OUTPUT POWER OPTIMIZATION OF MICROBIAL FUEL CELLS BY SCALABLE MICROFLUIDIC DEVICES - Video Portal
OUTPUT POWER OPTIMIZATION OF MICROBIAL FUEL CELLS BY SCALABLE MICROFLUIDIC DEVICES
Tricia D. Nguyen, LT, U.S. Navy
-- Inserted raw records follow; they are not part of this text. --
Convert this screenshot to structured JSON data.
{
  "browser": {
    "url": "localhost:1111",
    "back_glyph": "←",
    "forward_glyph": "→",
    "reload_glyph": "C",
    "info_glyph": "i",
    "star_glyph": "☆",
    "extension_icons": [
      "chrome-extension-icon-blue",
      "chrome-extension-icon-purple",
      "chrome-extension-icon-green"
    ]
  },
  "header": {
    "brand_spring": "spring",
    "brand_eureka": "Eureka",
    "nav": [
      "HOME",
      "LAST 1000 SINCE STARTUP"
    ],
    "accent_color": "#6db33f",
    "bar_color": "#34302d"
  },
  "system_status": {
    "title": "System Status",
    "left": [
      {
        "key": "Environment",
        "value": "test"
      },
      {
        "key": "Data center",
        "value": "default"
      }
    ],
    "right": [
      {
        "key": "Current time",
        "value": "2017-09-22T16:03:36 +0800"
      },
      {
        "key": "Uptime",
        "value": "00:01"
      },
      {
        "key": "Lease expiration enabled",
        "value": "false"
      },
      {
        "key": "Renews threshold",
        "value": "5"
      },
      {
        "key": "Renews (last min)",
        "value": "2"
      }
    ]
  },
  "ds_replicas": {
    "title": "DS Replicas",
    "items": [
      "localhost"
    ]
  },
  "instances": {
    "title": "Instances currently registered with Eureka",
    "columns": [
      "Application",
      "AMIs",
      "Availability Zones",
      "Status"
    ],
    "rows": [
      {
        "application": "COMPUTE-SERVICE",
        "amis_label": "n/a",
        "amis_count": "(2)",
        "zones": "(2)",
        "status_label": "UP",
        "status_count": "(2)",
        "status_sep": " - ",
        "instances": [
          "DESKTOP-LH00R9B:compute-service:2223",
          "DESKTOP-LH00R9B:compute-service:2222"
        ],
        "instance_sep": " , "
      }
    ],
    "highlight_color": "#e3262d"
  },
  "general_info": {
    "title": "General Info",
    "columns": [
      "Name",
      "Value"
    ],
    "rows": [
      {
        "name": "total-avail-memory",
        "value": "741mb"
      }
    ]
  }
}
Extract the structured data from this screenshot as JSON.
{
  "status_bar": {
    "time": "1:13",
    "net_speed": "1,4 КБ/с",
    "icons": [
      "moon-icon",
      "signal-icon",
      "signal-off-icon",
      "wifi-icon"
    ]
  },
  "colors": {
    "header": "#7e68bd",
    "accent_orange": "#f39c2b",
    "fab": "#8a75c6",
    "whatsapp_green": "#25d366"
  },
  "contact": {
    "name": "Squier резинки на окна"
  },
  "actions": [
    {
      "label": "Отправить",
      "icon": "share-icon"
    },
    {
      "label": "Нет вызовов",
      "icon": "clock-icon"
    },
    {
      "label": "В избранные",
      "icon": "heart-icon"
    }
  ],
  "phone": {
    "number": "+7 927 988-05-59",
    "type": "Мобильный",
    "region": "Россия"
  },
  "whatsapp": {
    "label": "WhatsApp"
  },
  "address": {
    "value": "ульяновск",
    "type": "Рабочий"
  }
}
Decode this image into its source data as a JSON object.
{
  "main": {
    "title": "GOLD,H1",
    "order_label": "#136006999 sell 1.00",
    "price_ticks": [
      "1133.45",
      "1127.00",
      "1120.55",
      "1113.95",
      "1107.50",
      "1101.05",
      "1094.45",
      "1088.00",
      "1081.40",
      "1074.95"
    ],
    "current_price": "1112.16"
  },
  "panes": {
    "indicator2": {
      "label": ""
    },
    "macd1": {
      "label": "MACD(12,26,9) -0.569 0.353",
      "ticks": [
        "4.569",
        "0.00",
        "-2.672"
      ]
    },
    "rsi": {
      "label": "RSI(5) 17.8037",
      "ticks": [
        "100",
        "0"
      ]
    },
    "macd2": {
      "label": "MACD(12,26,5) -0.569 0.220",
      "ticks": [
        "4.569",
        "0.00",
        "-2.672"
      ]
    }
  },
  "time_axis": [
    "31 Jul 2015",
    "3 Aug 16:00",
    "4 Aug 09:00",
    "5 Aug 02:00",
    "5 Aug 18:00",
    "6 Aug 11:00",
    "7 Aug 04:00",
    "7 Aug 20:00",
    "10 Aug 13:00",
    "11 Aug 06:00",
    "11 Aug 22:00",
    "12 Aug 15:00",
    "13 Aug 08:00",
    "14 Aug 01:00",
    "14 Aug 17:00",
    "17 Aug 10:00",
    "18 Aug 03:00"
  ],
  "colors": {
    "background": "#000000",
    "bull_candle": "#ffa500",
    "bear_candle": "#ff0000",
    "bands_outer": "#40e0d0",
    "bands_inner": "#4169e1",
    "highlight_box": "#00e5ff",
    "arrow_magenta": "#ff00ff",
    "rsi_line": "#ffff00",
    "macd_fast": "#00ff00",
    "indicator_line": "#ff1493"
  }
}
The purpose of this research is to determine if microfluidic technology can be used as a renewable energy application to determine optimization for increased power of Benthic Microbial Fuel Cells (BMFC). A microfluidic chip based BMFC was designed to evaluate bacterial electricity at microscale distances. The system could be used to optimize biological parameters, geometry, and electrode scaling towards increased power. The polydimethylsiloxane (PDMS) chip is built using elastomer microfluidics to provide biologically-inert microfluidic confinement of the bacteria. The microelectrode matrix patterned onto glass substrate is based on the binary fractal H-architecture, which captures the charge without location bias and conducts it to the outside circuit. The results show up to ~120 mW/m^2 average power output density, non-optimized. This encouraging output shows that this device and associated technique are a major step forward for renewable power systems for maritime environments and demonstrates that microfluidics can be considered for power production. This can become a standardized test platform for future MFC research and optimized for power production. Once optimized, one chip can serve as a unit device in an array comprising a large-scale renewable power source and integrate continuous or periodic food sources.